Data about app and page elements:
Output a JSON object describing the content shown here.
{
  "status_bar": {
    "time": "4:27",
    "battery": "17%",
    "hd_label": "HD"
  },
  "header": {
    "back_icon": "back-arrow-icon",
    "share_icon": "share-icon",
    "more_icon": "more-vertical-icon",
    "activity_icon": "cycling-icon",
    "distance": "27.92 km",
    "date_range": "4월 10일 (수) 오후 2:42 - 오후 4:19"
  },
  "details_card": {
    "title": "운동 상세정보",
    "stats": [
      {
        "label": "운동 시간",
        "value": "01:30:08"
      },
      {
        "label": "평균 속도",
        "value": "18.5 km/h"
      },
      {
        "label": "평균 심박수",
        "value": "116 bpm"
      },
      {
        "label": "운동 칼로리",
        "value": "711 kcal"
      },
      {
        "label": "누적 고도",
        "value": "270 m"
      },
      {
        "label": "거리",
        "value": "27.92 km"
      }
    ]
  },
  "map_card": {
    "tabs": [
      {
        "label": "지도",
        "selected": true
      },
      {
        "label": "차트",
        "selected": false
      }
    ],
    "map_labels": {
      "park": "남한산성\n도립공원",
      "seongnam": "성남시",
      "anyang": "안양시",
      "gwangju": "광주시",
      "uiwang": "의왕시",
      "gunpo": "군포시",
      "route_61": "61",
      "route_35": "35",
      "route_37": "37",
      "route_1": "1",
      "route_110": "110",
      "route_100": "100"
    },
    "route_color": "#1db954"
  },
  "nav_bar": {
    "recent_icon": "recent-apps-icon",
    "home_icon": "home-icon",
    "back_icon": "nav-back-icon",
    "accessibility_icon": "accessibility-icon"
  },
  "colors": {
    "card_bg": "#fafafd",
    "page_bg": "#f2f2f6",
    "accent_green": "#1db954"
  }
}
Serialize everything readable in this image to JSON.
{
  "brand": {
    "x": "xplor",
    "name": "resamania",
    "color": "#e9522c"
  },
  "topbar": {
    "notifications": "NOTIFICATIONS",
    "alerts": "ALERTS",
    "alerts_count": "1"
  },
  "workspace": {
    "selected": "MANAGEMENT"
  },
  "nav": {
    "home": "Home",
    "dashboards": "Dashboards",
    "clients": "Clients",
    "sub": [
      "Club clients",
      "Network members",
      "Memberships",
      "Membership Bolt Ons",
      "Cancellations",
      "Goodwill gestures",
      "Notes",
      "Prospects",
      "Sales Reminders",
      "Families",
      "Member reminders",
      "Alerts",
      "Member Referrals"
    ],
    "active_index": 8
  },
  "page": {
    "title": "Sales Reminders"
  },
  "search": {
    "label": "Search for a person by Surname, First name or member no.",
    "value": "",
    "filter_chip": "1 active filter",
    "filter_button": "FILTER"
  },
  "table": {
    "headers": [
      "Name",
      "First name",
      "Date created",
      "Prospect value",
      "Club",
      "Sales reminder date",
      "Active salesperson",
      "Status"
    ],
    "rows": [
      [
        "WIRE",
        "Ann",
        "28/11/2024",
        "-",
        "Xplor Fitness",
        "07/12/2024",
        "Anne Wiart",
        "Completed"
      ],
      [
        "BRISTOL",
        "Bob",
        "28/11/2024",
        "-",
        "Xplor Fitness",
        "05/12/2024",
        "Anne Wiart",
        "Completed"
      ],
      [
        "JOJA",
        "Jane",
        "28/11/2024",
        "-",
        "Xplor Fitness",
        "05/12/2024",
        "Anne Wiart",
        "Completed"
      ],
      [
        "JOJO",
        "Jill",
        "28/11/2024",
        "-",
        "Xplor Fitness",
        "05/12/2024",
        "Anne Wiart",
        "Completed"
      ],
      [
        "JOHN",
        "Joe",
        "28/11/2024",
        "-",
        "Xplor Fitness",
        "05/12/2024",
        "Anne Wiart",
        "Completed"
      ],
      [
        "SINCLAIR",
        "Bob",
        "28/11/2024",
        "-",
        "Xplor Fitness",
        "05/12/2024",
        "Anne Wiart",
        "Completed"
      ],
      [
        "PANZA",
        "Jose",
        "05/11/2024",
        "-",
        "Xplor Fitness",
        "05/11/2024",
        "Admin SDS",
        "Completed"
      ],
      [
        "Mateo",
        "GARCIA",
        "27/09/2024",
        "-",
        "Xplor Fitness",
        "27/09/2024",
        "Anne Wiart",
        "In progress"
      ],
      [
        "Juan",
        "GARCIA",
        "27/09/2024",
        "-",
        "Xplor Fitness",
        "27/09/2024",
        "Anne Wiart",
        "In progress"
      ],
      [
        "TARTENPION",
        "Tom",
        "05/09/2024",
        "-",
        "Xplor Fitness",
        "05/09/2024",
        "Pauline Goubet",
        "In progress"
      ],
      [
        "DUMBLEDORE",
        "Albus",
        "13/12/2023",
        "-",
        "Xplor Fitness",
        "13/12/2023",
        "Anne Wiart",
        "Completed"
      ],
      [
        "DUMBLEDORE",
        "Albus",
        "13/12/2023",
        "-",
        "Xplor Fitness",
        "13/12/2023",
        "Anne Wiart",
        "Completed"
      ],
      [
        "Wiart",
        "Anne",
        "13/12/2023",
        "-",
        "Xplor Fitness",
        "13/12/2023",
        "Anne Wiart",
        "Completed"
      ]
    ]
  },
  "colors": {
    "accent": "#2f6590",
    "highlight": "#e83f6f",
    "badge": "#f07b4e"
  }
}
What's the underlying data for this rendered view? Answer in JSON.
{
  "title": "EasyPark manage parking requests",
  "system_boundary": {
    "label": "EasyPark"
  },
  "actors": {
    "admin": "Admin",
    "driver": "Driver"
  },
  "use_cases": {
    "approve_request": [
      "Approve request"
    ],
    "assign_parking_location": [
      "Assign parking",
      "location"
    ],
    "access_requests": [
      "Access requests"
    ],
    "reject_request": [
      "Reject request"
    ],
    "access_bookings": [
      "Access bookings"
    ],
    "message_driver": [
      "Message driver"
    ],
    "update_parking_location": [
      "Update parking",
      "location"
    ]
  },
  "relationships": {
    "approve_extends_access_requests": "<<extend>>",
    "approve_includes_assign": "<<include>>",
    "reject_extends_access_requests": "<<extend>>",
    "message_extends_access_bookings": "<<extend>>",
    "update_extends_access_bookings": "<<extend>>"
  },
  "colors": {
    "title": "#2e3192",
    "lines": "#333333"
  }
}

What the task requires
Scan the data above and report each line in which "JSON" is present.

Response area
Output a JSON object describing the content shown here.
Serialize everything readable in this image to JSON.
What's the underlying data for this rendered view? Answer in JSON.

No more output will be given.